Tuli College of Hotel Management






TULI COLLEGE OF HOTEL MANAGEMENT NAGPUR ORGANISED the session on HR Expectations from New Employee, under capacity building  .From past 4 years we are organising the Capacity Building Program to develop the professionalism in students.
The session was conducted on 4th Feb 2022 by Mr.Jichendra Jena . Who has been training manager at hotel Surat Marriott.
His training profession is focused on providing an attitude training to hospitality professionals.

He has specially designed himself for Customer Service, Training Needs Analysis, Leadership, Time Management, Organizational Development, Facilitation, Performance Management, Soft Skills Training, Stress Management, Instructional Design, Team Building, Human Resources, Change Management, and he significantly much more.

He is having indestructible professional with BDTHS focused in hospitality and tourism management from utkal University of management in 2003 .
He had given a real examples and stories . He explained HR Expectations from New Employee,
“A year ago, we couldn’t find people for jobs in hospitality and tourism.
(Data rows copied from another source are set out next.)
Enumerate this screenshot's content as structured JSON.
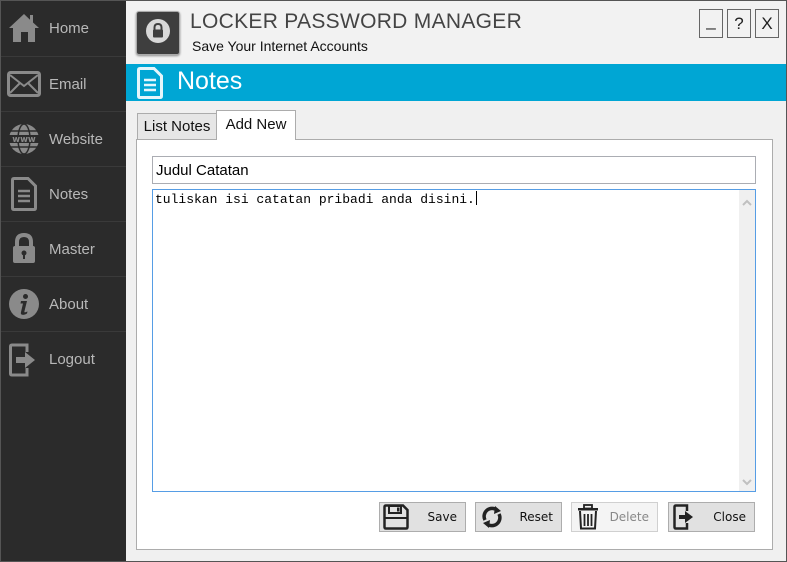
{
  "app": {
    "title": "LOCKER PASSWORD MANAGER",
    "subtitle": "Save Your Internet Accounts",
    "logo_icon": "lock-icon"
  },
  "window_controls": {
    "minimize": "_",
    "help": "?",
    "close": "X"
  },
  "sidebar": {
    "items": [
      {
        "label": "Home",
        "icon": "home-icon"
      },
      {
        "label": "Email",
        "icon": "envelope-icon"
      },
      {
        "label": "Website",
        "icon": "globe-www-icon"
      },
      {
        "label": "Notes",
        "icon": "document-icon"
      },
      {
        "label": "Master",
        "icon": "lock-icon"
      },
      {
        "label": "About",
        "icon": "info-icon"
      },
      {
        "label": "Logout",
        "icon": "logout-icon"
      }
    ]
  },
  "page": {
    "title": "Notes",
    "icon": "document-icon"
  },
  "tabs": [
    {
      "label": "List Notes",
      "active": false
    },
    {
      "label": "Add New",
      "active": true
    }
  ],
  "form": {
    "title_value": "Judul Catatan",
    "body_value": "tuliskan isi catatan pribadi anda disini."
  },
  "buttons": {
    "save": "Save",
    "reset": "Reset",
    "delete": "Delete",
    "close": "Close"
  },
  "colors": {
    "accent": "#00a6d4",
    "sidebar_bg": "#2b2b2b",
    "sidebar_text": "#b8b8b8"
  }
}
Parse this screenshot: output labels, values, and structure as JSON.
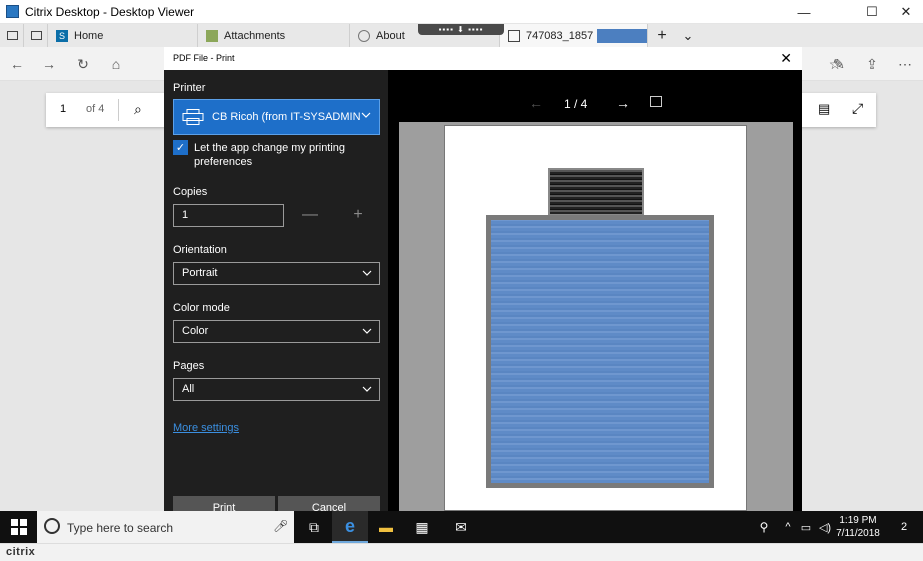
{
  "window": {
    "title": "Citrix Desktop - Desktop Viewer",
    "minimize": "—",
    "maximize": "☐",
    "close": "✕"
  },
  "tabs": [
    {
      "label": "Home",
      "icon": "sharepoint-icon"
    },
    {
      "label": "Attachments",
      "icon": "attachments-icon"
    },
    {
      "label": "About",
      "icon": "about-icon"
    },
    {
      "label": "747083_1857",
      "icon": "pdf-icon"
    }
  ],
  "tabbar_actions": {
    "new_tab": "+",
    "tab_list": "⌄"
  },
  "browser": {
    "back": "←",
    "forward": "→",
    "refresh": "↻",
    "home": "⌂"
  },
  "pdf_toolbar": {
    "page_input": "1",
    "page_total": "of 4"
  },
  "dialog": {
    "title": "PDF File - Print",
    "close": "✕",
    "printer_label": "Printer",
    "printer_value": "CB Ricoh (from IT-SYSADMIN1",
    "checkbox_label": "Let the app change my printing preferences",
    "copies_label": "Copies",
    "copies_value": "1",
    "decrement": "—",
    "increment": "+",
    "orientation_label": "Orientation",
    "orientation_value": "Portrait",
    "color_mode_label": "Color mode",
    "color_mode_value": "Color",
    "pages_label": "Pages",
    "pages_value": "All",
    "more_settings": "More settings",
    "print_button": "Print",
    "cancel_button": "Cancel",
    "preview_page": "1 / 4"
  },
  "taskbar": {
    "search_placeholder": "Type here to search",
    "time": "1:19 PM",
    "date": "7/11/2018",
    "notification_count": "2"
  },
  "citrix": {
    "logo": "citrix"
  }
}
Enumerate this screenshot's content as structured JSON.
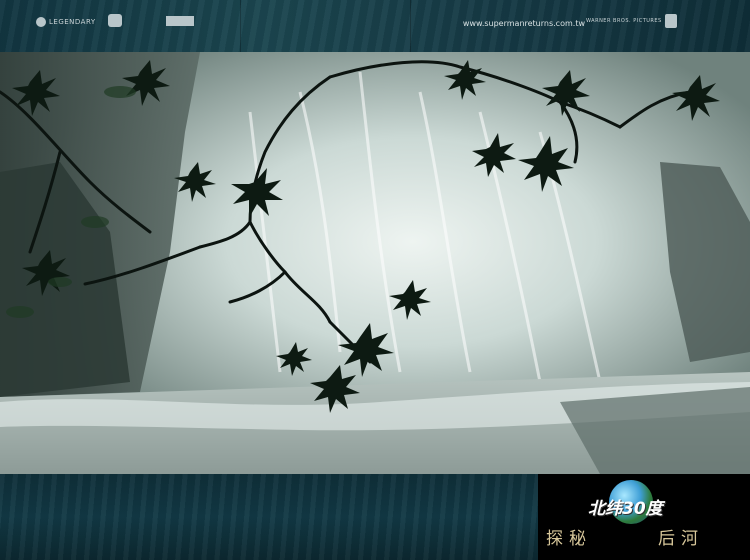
{
  "top_banner": {
    "logo_1_text": "LEGENDARY",
    "url": "www.supermanreturns.com.tw",
    "logo_right_text": "WARNER BROS. PICTURES"
  },
  "title_box": {
    "main_title": "北纬30度",
    "subtitle_left": "探秘",
    "subtitle_right": "后河"
  },
  "colors": {
    "banner": "#173c47",
    "title_box_bg": "#000000",
    "subtitle": "#d7c79a"
  }
}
Now we’ve got an abundance of well-qualified people.”
That doesn’t mean long-standing staffing problems have been resolved. In theory, all the cutbacks across the industry should have eased the usual talent crunch. But companies are getting so inundated with resumes, it’s harder to fish out the best candidates. And as the economy struggles to rebound from the slowdown caused by the coronavirus, many hotels and restaurants just don’t have enough business to hire more employees.
At the same time, the industry’s high-turnover environment remains. Hospitality jobs are known for being low-wage and low-skill. “One of the problems we’ve had forever and a day is the industry is generally a steppingstone to something bigger and better.” says Mr. Jena.
That means companies in the hospitality industry often compete for talent against employers in other industries that need people with similar skills. Hotels looking for managers may be up against nursing homes looking for directors. Restaurants that need chefs may be vying with community colleges that need teachers. “Hospitality employers are not only competing with each other for scarce talent, but also against the other employers for whom the same skills can be used,” he explains.
Another enduring problem is the lack of diversity at higher levels of the industry. The industry’s hourly workforce is diverse, but that’s not the case for management.
As a reckoning over race gripped the nation this year, many hospitality companies started evaluating the makeup of their workforces.
“There’s been such a huge focus on this, companies are turning internally and asking if they represent the world at large,”
Companies also need to grow their own diverse talent pools, J.Jena adds, through mentoring and sponsorship programs. Look at the pipeline into lower job levels and provide the support people need to progress, he says. “We have to look at the verticals that are feeding senior positions: How do we make earlier choices in the food chain to prepare for the long-term objectives of the industry?
”Employers should tackle the problem head-on, Tracey says. After receiving promotions, he notes, many women leave the industry because of family obligations, and so companies need to offer ways to help them manage family responsibilities while staying engaged at work.

The aim of the session was to set clear employee and performance expectations for each new person during the onboarding process. ... "The overall purpose of having performance expectations is to move toward a specific company goal and create workplace accountability from one employee to another.